|Chopin in a characteristic setting: Prince Radziwill's salon|
Frédéric Chopin (1810 - 1849), born in what is now Poland (but then part of the Russian empire) to a French father and a Polish mother, is not only a Romantic composer, but also often regarded as a nationalist one. Despite writing almost exclusively for piano, his influence on subsequent composers has been immense. His gifts were recognized very early, by Robert Schumann among others. I don't want to talk much about Chopin's life, but go straight to the music. I have posted on Chopin quite a few times. The most detailed post is this one. A guide to Chopin's aesthetic views comes from his companion, George Sand, who wrote in her Impressions et Souvenirs (1873) that:
The beauty of musical language consists in taking hold of the heart or imagination, without being condemned to pedestrian reasoning. It maintains itself in an ideal sphere where the listener who is not musically educated still delights in the vagueness, while the musician savors this great logic that presides over the masters' magnificent issue of thought.I think that captures the essence of it rather better than shouting out "Dopamine!" "Dopamine!" as some have done recently. The Baroque genre of the prelude, of which Bach was the particular master, was given new life by Chopin in his op 28, preludes in all the major and minor keys. Bach's first prelude, (from the Well-Tempered Clavier, Bk 1) is an obvious influence:

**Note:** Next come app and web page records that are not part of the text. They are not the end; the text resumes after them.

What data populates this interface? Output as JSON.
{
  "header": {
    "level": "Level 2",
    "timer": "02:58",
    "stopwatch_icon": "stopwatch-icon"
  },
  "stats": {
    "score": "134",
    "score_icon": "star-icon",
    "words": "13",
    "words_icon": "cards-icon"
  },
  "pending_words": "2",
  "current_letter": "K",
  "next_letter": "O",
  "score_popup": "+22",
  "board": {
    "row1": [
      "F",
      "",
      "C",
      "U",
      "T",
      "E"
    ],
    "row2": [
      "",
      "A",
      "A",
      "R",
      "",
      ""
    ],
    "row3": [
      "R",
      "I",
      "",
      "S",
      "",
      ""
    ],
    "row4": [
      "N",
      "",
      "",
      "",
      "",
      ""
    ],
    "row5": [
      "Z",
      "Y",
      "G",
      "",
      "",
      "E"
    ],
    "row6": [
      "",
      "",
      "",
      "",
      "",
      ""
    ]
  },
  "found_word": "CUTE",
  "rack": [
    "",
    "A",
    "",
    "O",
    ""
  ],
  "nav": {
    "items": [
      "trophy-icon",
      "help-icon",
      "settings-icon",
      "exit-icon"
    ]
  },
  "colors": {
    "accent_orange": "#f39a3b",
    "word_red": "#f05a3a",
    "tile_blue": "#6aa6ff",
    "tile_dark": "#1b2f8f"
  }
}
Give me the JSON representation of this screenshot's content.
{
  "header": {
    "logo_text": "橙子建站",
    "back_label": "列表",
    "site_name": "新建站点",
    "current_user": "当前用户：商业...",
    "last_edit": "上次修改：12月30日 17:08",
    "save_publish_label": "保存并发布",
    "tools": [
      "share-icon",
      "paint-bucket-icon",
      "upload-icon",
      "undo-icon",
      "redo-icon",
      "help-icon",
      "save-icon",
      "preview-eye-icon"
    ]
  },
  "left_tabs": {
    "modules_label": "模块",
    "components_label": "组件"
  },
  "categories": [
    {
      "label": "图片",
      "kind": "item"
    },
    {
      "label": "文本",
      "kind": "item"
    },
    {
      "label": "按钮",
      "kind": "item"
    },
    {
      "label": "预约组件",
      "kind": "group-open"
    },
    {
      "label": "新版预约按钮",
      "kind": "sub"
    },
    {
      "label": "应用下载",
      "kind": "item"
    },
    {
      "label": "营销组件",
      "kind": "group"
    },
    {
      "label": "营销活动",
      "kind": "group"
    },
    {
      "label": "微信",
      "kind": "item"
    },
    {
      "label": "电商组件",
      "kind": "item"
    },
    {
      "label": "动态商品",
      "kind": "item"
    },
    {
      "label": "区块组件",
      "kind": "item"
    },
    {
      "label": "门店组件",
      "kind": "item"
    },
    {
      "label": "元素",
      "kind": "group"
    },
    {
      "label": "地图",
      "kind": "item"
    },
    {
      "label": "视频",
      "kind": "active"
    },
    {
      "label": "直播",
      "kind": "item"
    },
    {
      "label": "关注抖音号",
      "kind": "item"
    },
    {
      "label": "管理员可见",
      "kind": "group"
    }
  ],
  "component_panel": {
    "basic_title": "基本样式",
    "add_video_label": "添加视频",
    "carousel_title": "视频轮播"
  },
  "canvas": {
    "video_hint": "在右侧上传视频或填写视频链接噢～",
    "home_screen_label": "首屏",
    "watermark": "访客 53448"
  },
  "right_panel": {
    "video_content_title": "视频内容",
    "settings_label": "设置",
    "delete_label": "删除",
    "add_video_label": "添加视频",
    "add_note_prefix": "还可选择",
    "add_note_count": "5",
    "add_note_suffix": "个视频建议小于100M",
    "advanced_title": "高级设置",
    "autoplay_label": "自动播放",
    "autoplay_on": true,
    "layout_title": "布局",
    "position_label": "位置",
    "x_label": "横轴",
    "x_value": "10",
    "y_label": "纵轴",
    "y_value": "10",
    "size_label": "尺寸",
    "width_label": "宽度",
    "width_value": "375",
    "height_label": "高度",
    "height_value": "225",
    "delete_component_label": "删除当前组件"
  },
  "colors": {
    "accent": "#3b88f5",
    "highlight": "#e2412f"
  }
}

And here is Chopin's C major prelude:
I think the more closely you look at that music, the more impressed you will be by the harmonic ingenuity of it. And all in about thirty seconds. But that is more than matched by the even more cryptic second prelude, in A minor. Well, sort of in A minor. The theorists are still arguing about this one...
That is one eerie prelude. It is as if the piece is simply too over-wrought to know what key it is in! The grotesque cross-relations between G and G#, between C# and C double-sharp and the constant chromatic neighbors make for a very uneasy harmonic background. That little chorale at the end that finally lands us in A minor seems, as many have noted, arbitrarily tacked on. This prelude, expansive though it feels, is still only two minutes long.
Some of Chopin's most remarkable pieces and the foundation for viewing him as a 'nationalist' composer, are his mazurkas based on a variety of peasant dances from the area around Warsaw. Here is General Dombrowski's mazurka, a traditional melody from around 1800. Note the heavy accent on the second beat:
Here are two mazurkas by Chopin, composed soon after he became an exile in Paris.
I think I will stop here for today and next time do a more detailed exploration of one of Chopin's longer pieces. Enjoy!